The previous Coalition Government made slight changes to these rules through legislation that gave some casuals the right to convert to permanent roles. The incoming Government will move changes to workplace laws to restore the old definition, which will tip the law back towards casuals. Casuals will have more rights to become permanent workers through casual conversion. If you’d like to read more about casual conversion, Tanda has comprehensively broken down the issue here.
Same Job, Same Pay
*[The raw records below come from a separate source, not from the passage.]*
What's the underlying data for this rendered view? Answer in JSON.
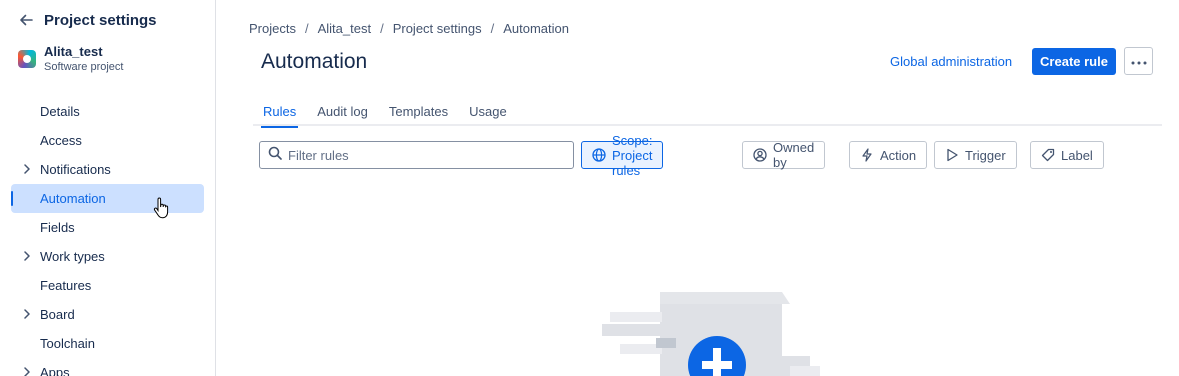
{
  "sidebar": {
    "title": "Project settings",
    "project": {
      "name": "Alita_test",
      "type": "Software project"
    },
    "items": [
      {
        "label": "Details",
        "has_children": false,
        "active": false
      },
      {
        "label": "Access",
        "has_children": false,
        "active": false
      },
      {
        "label": "Notifications",
        "has_children": true,
        "active": false
      },
      {
        "label": "Automation",
        "has_children": false,
        "active": true
      },
      {
        "label": "Fields",
        "has_children": false,
        "active": false
      },
      {
        "label": "Work types",
        "has_children": true,
        "active": false
      },
      {
        "label": "Features",
        "has_children": false,
        "active": false
      },
      {
        "label": "Board",
        "has_children": true,
        "active": false
      },
      {
        "label": "Toolchain",
        "has_children": false,
        "active": false
      },
      {
        "label": "Apps",
        "has_children": true,
        "active": false
      }
    ]
  },
  "breadcrumb": [
    "Projects",
    "Alita_test",
    "Project settings",
    "Automation"
  ],
  "header": {
    "title": "Automation",
    "global_admin_label": "Global administration",
    "create_rule_label": "Create rule",
    "more_icon": "ellipsis-icon"
  },
  "tabs": [
    {
      "label": "Rules",
      "active": true
    },
    {
      "label": "Audit log",
      "active": false
    },
    {
      "label": "Templates",
      "active": false
    },
    {
      "label": "Usage",
      "active": false
    }
  ],
  "filters": {
    "search_placeholder": "Filter rules",
    "scope_label": "Scope: Project rules",
    "owned_by_label": "Owned by",
    "action_label": "Action",
    "trigger_label": "Trigger",
    "label_label": "Label"
  },
  "colors": {
    "accent": "#0c66e4",
    "active_nav_bg": "#cce0ff",
    "scope_chip_bg": "#e9f2ff",
    "text": "#172b4d"
  }
}
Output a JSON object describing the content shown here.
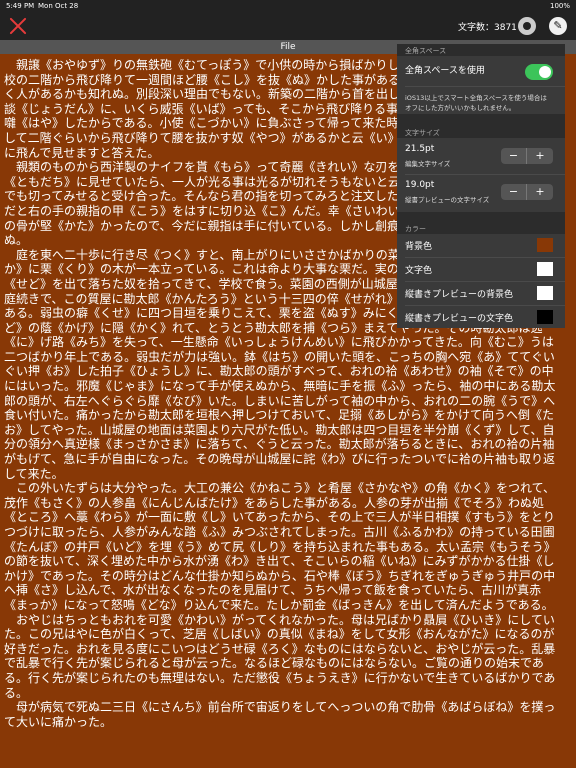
{
  "status": {
    "time": "5:49 PM",
    "date": "Mon Oct 28",
    "battery": "100%"
  },
  "toolbar": {
    "char_count": "文字数：3871"
  },
  "file": {
    "title": "File"
  },
  "body_paragraphs": [
    "親譲《おやゆず》りの無鉄砲《むてっぽう》で小供の時から損ばかりしている。小学校に居る時分学校の二階から飛び降りて一週間ほど腰《こし》を抜《ぬ》かした事がある。なぜそんな無闇をしたと聞く人があるかも知れぬ。別段深い理由でもない。新築の二階から首を出していたら、同級生の一人が冗談《じょうだん》に、いくら威張《いば》っても、そこから飛び降りる事は出来まい。弱虫やーい。と囃《はや》したからである。小使《こづかい》に負ぶさって帰って来た時、おやじが大きな眼《め》をして二階ぐらいから飛び降りて腰を抜かす奴《やつ》があるかと云《い》ったから、この次は抜かさずに飛んで見せますと答えた。",
    "親類のものから西洋製のナイフを貰《もら》って奇麗《きれい》な刃を日に翳《かざ》して、友達《ともだち》に見せていたら、一人が光る事は光るが切れそうもないと云った。切れぬ事があるか、何でも切ってみせると受け合った。そんなら君の指を切ってみろと注文したから、何だ指ぐらいこの通りだと右の手の親指の甲《こう》をはすに切り込《こ》んだ。幸《さいわい》ナイフが小さいのと、親指の骨が堅《かた》かったので、今だに親指は手に付いている。しかし創痕《きずあと》は死ぬまで消えぬ。",
    "庭を東へ二十歩に行き尽《つく》すと、南上がりにいささかばかりの菜園があって、真中《まんなか》に栗《くり》の木が一本立っている。これは命より大事な栗だ。実の熟する時分は起き抜けに背戸《せど》を出て落ちた奴を拾ってきて、学校で食う。菜園の西側が山城屋《やましろや》という質屋の庭続きで、この質屋に勘太郎《かんたろう》という十三四の倅《せがれ》が居た。勘太郎は無論弱虫である。弱虫の癖《くせ》に四つ目垣を乗りこえて、栗を盗《ぬす》みにくる。ある日の夕方折戸《おりど》の蔭《かげ》に隠《かく》れて、とうとう勘太郎を捕《つら》まえてやった。その時勘太郎は逃《に》げ路《みち》を失って、一生懸命《いっしょうけんめい》に飛びかかってきた。向《むこ》うは二つばかり年上である。弱虫だが力は強い。鉢《はち》の開いた頭を、こっちの胸へ宛《あ》ててぐいぐい押《お》した拍子《ひょうし》に、勘太郎の頭がすべって、おれの袷《あわせ》の袖《そで》の中にはいった。邪魔《じゃま》になって手が使えぬから、無暗に手を振《ふ》ったら、袖の中にある勘太郎の頭が、右左へぐらぐら靡《なび》いた。しまいに苦しがって袖の中から、おれの二の腕《うで》へ食い付いた。痛かったから勘太郎を垣根へ押しつけておいて、足搦《あしがら》をかけて向うへ倒《たお》してやった。山城屋の地面は菜園より六尺がた低い。勘太郎は四つ目垣を半分崩《くず》して、自分の領分へ真逆様《まっさかさま》に落ちて、ぐうと云った。勘太郎が落ちるときに、おれの袷の片袖がもげて、急に手が自由になった。その晩母が山城屋に詫《わ》びに行ったついでに袷の片袖も取り返して来た。",
    "この外いたずらは大分やった。大工の兼公《かねこう》と肴屋《さかなや》の角《かく》をつれて、茂作《もさく》の人参畠《にんじんばたけ》をあらした事がある。人参の芽が出揃《でそろ》わぬ処《ところ》へ藁《わら》が一面に敷《し》いてあったから、その上で三人が半日相撲《すもう》をとりつづけに取ったら、人参がみんな踏《ふ》みつぶされてしまった。古川《ふるかわ》の持っている田圃《たんぼ》の井戸《いど》を埋《う》めて尻《しり》を持ち込まれた事もある。太い孟宗《もうそう》の節を抜いて、深く埋めた中から水が湧《わ》き出て、そこいらの稲《いね》にみずがかかる仕掛《しかけ》であった。その時分はどんな仕掛か知らぬから、石や棒《ぼう》ちぎれをぎゅうぎゅう井戸の中へ挿《さ》し込んで、水が出なくなったのを見届けて、うちへ帰って飯を食っていたら、古川が真赤《まっか》になって怒鳴《どな》り込んで来た。たしか罰金《ばっきん》を出して済んだようである。",
    "おやじはちっともおれを可愛《かわい》がってくれなかった。母は兄ばかり贔屓《ひいき》にしていた。この兄はやに色が白くって、芝居《しばい》の真似《まね》をして女形《おんながた》になるのが好きだった。おれを見る度にこいつはどうせ碌《ろく》なものにはならないと、おやじが云った。乱暴で乱暴で行く先が案じられると母が云った。なるほど碌なものにはならない。ご覧の通りの始末である。行く先が案じられたのも無理はない。ただ懲役《ちょうえき》に行かないで生きているばかりである。",
    "母が病気で死ぬ二三日《にさんち》前台所で宙返りをしてへっついの角で肋骨《あばらぼね》を撲って大いに痛かった。"
  ],
  "settings": {
    "section_fullwidth": "全角スペース",
    "fullwidth_toggle_label": "全角スペースを使用",
    "fullwidth_toggle_on": true,
    "fullwidth_note_1": "iOS13以上でスマート全角スペースを使う場合は",
    "fullwidth_note_2": "オフにした方がいいかもしれません。",
    "section_font_size": "文字サイズ",
    "editor_size_value": "21.5pt",
    "editor_size_label": "編集文字サイズ",
    "preview_size_value": "19.0pt",
    "preview_size_label": "縦書プレビューの文字サイズ",
    "section_color": "カラー",
    "color_rows": [
      {
        "label": "背景色",
        "color": "#883806"
      },
      {
        "label": "文字色",
        "color": "#ffffff"
      },
      {
        "label": "縦書きプレビューの背景色",
        "color": "#ffffff"
      },
      {
        "label": "縦書きプレビューの文字色",
        "color": "#000000"
      }
    ],
    "minus": "−",
    "plus": "+"
  }
}
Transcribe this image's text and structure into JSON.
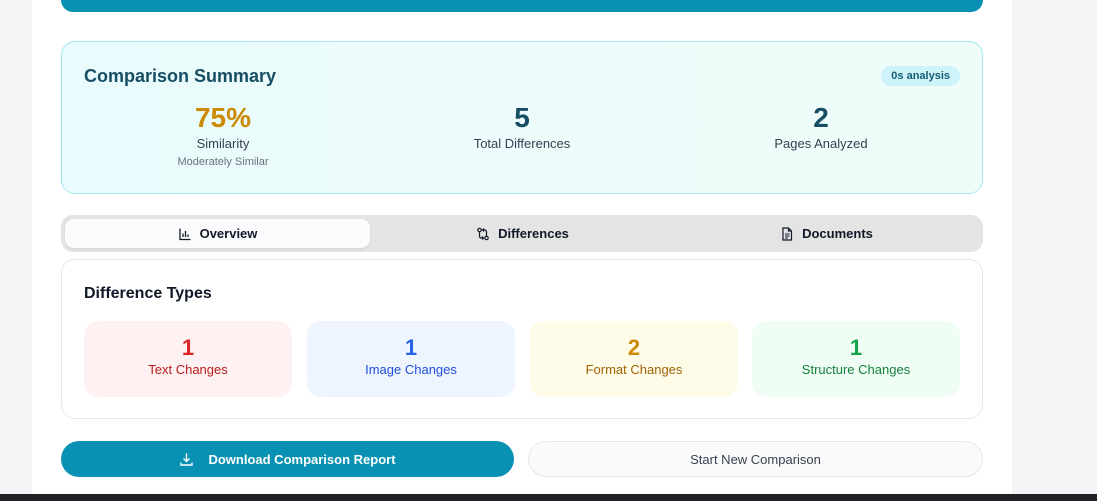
{
  "summary": {
    "title": "Comparison Summary",
    "analysis_badge": "0s analysis",
    "similarity": {
      "value": "75%",
      "label": "Similarity",
      "sublabel": "Moderately Similar"
    },
    "total_differences": {
      "value": "5",
      "label": "Total Differences"
    },
    "pages_analyzed": {
      "value": "2",
      "label": "Pages Analyzed"
    }
  },
  "tabs": [
    {
      "label": "Overview",
      "icon": "bar-chart-icon",
      "active": true
    },
    {
      "label": "Differences",
      "icon": "git-compare-icon",
      "active": false
    },
    {
      "label": "Documents",
      "icon": "document-icon",
      "active": false
    }
  ],
  "difference_types": {
    "title": "Difference Types",
    "items": [
      {
        "count": "1",
        "label": "Text Changes",
        "bg": "#fef1f1",
        "count_color": "#dc2626",
        "label_color": "#b91c1c"
      },
      {
        "count": "1",
        "label": "Image Changes",
        "bg": "#eff5ff",
        "count_color": "#2563eb",
        "label_color": "#1d4ed8"
      },
      {
        "count": "2",
        "label": "Format Changes",
        "bg": "#fefce8",
        "count_color": "#ca8a04",
        "label_color": "#a16207"
      },
      {
        "count": "1",
        "label": "Structure Changes",
        "bg": "#effdf4",
        "count_color": "#16a34a",
        "label_color": "#15803d"
      }
    ]
  },
  "actions": {
    "download_label": "Download Comparison Report",
    "new_comparison_label": "Start New Comparison"
  },
  "colors": {
    "accent": "#0891b2",
    "similarity": "#ca8a04",
    "stat_dark": "#164e63"
  }
}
Many casuals are offered roles through labour-hire companies at a lower rate than permanent employees to save costs. These contractors also go on to work in very similar ways to permanent employees. To combat this, a “same job, same pay” guarantee will be introduced, meaning any employee doing the same job as anyone else would be entitled to the higher pay rate. These changes to workplace laws could completely overhaul the way casuals work.
To understand the context here, imagine a coal mining company that has struck an agreement with a union to pay its employees $30 an hour. Now, imagine it contracts a labour hire company. It pays a fee to the labour hire company, and the employees are hired through that company. This means they aren’t covered by the union agreement and don’t have to be paid the $30 hourly rate. The Government will outlaw this practice.
Other Changes To Workplace Laws
Criminalising Wage Theft
Labor is promising to criminalise wage theft on a national level. Many companies have been found to have underpaid their workers over the past five years. The new laws would criminalise wage theft in the worst circumstances – typically where the employer has deliberately underpaid their workers, rather than accidentally. These laws would be somewhat similar to state laws that have already criminalised wage theft. Tanda has covered wage theft in an underpayments webinar, which you can view here.
Making Job Security an Objective of the Fair Work Act
Job security will be made a core objective for the Fair Work Commission as part of the suite of changes to workplace laws. It’s unclear how this plays out in practice and a lot will depend on the cases the Commission hears and who the Commissioners are. What it will do is force the Commission to consider job security every time it makes a decision.
The Government will consult with unions and industry on the viability of portable entitlement schemes. This could see workers take built up personal annual leave and personal leave with them when they change jobs. At this stage, this proposal is only in a consultation stage and it will be some time before legislation is drafted.